Hot pots, installed at each booth by the previous Asian tenant, are used for groups, with one special of beef, seafood and chicken ($30 per person) in a sweet and sour sauce. Orders must be made a day ahead.
Japan shows up briefly in the form of miso soup ($4), sushi rolls ($7-$12), sashimi ($12-$17), tuna tataki ($12) and seaweed salad ($5).
Many dishes and the soy sauce can be gluten free, and are labeled if vegan, vegetarian or spicy. You can customize the heat on a scale from zero to “Asian hot,” a friendly warning.
To drink are herbal teas, Vietnamese hot or iced coffee ($1.75-$2.75) and smoothies ($5) in flavors like durian and jackfruit. They were out of both when I visited, so an avocado version did the trick.
Although not a sweet tooth, I might return to try, among other dishes, che ba mau ($5), a dessert known throughout Vietnam. The sweet, tri-colored parfait of green pandan-flavored jelly, mung beans and red beans is often served with coconut cream and shaved ice.
While other Thai/Vietnamese restaurants in WNY may boast more extensive or authentic dishes, Pho 54 is a good place to begin the journey through these sister cuisines, by way of Laos.
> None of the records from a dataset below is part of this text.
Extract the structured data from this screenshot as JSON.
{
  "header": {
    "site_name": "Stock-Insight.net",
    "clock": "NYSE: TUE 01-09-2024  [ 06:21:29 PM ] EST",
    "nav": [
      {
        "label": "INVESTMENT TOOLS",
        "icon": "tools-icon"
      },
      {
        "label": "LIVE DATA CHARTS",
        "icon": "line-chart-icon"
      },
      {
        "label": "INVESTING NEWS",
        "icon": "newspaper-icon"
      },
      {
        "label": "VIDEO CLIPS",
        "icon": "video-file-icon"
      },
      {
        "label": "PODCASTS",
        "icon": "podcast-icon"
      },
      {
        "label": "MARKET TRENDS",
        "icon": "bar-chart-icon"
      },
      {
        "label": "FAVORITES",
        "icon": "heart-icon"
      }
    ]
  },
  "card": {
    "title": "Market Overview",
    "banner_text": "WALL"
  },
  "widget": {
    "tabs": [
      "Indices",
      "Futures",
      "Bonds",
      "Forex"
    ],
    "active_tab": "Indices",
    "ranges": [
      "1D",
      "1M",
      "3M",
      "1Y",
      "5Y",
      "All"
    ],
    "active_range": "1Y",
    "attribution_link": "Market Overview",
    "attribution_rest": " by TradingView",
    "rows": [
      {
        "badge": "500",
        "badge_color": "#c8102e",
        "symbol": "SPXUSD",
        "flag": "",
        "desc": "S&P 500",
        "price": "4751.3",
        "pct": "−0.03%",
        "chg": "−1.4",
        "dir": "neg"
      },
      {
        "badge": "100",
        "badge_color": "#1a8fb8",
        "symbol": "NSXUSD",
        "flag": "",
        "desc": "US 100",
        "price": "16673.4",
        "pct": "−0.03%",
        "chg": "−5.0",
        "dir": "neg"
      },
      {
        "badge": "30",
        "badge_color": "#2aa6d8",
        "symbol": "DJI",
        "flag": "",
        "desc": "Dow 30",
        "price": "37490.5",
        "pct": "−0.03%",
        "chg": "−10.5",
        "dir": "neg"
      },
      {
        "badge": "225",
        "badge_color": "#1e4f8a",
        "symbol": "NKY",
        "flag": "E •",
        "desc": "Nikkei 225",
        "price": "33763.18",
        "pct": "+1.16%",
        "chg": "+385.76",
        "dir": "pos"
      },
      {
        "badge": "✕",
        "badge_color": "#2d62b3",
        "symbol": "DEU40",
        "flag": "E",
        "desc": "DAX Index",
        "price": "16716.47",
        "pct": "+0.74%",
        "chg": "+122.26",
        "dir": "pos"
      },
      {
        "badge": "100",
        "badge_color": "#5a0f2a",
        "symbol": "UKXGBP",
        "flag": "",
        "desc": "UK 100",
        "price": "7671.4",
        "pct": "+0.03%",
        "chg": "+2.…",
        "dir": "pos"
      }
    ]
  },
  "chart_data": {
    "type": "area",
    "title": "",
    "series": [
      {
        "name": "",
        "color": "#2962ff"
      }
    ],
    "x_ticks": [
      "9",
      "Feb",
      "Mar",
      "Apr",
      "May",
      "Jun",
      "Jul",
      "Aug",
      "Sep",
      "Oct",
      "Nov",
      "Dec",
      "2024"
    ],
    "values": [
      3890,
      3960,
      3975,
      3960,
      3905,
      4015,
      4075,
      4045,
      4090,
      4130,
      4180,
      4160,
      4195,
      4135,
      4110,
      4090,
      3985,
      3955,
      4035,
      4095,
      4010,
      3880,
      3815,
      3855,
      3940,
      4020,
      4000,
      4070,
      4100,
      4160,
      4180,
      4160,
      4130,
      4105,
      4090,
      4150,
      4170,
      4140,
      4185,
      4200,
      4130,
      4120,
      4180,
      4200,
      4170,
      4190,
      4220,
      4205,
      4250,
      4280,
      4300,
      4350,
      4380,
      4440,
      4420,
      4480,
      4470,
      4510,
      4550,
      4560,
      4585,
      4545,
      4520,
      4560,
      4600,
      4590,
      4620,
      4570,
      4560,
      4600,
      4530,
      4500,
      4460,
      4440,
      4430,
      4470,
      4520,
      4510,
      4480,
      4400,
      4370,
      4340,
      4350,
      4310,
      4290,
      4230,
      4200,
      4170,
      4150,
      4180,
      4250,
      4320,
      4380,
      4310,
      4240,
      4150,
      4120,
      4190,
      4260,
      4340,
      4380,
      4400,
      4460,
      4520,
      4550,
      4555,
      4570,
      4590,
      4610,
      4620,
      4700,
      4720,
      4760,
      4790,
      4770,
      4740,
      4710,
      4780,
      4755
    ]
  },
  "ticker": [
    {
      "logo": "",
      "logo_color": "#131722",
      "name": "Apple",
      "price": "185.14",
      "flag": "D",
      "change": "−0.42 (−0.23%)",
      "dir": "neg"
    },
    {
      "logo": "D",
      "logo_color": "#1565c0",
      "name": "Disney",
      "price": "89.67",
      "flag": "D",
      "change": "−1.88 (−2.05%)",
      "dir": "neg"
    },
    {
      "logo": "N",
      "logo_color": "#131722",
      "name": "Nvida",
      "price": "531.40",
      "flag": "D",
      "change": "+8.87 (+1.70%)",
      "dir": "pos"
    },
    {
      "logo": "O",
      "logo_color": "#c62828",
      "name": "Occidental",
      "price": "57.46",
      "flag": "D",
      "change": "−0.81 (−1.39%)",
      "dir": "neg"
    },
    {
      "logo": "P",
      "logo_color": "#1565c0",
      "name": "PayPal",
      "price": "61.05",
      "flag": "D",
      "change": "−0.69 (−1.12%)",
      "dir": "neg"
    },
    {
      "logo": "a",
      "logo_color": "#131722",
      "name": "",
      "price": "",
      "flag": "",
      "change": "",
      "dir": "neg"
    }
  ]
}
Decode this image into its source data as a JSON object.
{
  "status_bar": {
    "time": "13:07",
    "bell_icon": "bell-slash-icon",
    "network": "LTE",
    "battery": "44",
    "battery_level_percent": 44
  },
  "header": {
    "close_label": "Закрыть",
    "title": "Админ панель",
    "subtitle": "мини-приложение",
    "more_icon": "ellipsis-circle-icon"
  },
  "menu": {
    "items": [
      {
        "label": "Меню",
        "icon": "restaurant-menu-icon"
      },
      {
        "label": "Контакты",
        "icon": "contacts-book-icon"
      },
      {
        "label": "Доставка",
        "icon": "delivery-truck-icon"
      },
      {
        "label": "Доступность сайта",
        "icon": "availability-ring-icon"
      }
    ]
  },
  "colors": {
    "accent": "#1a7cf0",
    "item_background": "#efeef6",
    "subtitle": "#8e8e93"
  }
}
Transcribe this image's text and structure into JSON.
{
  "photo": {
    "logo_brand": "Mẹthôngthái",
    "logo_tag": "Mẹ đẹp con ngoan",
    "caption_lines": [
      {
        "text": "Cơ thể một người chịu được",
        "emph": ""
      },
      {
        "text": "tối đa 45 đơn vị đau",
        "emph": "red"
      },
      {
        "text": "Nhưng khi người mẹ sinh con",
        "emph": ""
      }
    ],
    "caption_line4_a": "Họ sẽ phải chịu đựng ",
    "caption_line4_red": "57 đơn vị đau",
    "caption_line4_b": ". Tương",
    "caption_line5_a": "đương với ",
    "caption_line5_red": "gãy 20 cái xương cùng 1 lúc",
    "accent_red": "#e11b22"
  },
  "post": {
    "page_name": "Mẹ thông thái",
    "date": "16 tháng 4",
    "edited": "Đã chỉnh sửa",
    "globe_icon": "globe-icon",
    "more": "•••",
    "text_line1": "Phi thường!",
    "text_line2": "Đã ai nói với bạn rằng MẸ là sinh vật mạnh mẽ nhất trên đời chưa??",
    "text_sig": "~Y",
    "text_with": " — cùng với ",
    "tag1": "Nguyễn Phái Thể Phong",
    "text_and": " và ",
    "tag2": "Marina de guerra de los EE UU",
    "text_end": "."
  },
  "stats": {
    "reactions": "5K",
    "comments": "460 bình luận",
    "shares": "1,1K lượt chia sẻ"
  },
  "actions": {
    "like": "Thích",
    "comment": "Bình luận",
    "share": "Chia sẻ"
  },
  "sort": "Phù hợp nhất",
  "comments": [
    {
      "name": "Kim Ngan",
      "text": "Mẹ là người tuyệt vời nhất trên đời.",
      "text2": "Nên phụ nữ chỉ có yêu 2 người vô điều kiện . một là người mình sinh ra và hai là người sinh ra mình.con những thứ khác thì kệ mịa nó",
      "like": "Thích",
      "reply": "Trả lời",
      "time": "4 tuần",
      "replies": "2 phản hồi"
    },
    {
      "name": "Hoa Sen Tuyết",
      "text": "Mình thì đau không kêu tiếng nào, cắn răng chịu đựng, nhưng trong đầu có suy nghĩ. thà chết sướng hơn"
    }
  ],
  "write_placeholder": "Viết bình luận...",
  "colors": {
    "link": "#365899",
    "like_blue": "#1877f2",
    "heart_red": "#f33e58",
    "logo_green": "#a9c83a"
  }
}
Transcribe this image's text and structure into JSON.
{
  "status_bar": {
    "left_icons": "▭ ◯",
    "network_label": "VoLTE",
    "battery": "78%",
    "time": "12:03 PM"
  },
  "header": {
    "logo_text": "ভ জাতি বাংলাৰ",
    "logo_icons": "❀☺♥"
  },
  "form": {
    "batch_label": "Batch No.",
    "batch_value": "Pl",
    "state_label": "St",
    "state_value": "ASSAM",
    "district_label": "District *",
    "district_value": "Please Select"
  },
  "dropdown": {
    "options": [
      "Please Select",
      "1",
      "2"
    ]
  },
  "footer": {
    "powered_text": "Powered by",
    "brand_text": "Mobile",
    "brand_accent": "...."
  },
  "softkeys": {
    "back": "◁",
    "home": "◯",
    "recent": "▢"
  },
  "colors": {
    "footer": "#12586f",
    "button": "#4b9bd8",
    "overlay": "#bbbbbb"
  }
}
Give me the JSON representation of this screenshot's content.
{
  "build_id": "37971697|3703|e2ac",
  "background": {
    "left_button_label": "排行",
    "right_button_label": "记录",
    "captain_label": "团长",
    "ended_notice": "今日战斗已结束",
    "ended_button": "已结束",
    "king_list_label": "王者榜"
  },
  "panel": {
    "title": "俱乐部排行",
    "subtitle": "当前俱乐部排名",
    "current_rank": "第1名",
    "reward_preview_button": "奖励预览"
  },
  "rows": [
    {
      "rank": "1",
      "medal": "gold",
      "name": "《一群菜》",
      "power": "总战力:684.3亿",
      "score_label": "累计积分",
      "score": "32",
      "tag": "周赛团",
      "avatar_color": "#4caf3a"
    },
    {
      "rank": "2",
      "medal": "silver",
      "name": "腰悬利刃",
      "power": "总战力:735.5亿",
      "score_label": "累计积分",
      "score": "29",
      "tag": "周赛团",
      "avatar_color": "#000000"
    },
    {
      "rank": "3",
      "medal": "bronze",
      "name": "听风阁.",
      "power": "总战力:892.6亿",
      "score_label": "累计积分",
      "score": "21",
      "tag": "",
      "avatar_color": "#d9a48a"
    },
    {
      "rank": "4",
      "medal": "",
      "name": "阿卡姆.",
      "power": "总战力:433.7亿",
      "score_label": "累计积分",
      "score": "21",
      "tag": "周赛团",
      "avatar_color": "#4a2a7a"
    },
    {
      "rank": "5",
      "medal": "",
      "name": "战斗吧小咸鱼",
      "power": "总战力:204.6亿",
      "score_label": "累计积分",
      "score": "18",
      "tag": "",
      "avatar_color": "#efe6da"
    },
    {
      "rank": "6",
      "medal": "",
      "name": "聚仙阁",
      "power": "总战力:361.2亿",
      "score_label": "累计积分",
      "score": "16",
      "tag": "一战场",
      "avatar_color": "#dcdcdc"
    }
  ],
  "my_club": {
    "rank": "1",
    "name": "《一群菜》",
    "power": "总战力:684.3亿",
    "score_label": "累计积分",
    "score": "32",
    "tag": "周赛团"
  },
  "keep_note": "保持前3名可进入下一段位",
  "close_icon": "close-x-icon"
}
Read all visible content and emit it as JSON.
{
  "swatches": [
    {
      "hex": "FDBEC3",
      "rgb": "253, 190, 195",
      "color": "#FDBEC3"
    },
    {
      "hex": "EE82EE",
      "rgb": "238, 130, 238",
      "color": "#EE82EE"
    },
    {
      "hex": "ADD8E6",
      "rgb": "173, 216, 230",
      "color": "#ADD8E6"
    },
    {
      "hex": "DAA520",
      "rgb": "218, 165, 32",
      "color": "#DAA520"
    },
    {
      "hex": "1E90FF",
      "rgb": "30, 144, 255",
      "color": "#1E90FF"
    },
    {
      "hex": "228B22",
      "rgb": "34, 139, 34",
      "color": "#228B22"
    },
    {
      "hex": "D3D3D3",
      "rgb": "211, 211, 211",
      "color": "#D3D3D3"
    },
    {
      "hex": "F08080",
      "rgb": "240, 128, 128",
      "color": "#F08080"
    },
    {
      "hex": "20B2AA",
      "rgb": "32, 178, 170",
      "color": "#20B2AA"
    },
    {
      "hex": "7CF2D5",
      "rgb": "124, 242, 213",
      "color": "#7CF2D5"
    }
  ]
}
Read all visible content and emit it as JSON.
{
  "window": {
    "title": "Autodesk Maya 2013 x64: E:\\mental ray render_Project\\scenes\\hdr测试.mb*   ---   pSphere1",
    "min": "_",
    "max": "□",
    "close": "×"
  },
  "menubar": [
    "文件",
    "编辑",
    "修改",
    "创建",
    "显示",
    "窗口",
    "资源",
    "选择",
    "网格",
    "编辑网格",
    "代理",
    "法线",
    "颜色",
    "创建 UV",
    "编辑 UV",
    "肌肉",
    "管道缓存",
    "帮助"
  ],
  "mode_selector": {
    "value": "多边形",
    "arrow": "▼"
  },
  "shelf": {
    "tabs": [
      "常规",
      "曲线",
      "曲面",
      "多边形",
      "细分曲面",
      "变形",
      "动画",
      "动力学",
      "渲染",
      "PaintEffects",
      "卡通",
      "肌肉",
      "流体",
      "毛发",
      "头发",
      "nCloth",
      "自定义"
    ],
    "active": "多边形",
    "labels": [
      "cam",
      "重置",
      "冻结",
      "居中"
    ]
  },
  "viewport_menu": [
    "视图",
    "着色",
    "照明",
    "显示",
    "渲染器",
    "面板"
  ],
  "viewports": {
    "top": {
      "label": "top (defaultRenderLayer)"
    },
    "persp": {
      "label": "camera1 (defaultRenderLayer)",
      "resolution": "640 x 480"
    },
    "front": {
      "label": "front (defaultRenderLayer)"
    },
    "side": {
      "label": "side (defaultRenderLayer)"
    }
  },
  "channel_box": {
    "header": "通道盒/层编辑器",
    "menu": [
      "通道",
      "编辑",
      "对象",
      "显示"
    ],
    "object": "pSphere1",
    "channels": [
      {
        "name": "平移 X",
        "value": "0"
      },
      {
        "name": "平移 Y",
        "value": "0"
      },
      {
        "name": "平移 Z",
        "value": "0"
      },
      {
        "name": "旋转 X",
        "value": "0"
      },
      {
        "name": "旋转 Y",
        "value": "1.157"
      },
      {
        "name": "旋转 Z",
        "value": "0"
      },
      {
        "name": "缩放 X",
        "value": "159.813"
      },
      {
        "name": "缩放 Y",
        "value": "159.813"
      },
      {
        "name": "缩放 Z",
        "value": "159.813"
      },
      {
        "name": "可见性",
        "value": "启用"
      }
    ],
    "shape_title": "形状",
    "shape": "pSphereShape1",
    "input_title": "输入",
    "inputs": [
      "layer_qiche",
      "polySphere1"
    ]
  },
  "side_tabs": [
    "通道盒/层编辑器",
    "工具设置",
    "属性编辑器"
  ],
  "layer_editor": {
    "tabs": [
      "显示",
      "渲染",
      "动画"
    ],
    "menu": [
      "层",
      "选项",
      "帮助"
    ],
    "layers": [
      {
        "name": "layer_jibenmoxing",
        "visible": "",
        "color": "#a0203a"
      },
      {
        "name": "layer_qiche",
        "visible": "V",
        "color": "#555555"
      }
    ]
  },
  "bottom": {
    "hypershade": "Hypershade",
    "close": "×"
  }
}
INFO: Pho 54, 1280 Sweet Home Road, Suite 101, Amherst. Phone: 428-5269. Hours: 11 a.m.-10 p.m. Sunday-Thursday, 11 a.m.-11 p.m. Friday-Saturday.
*Read more Starters from The Buffalo News here.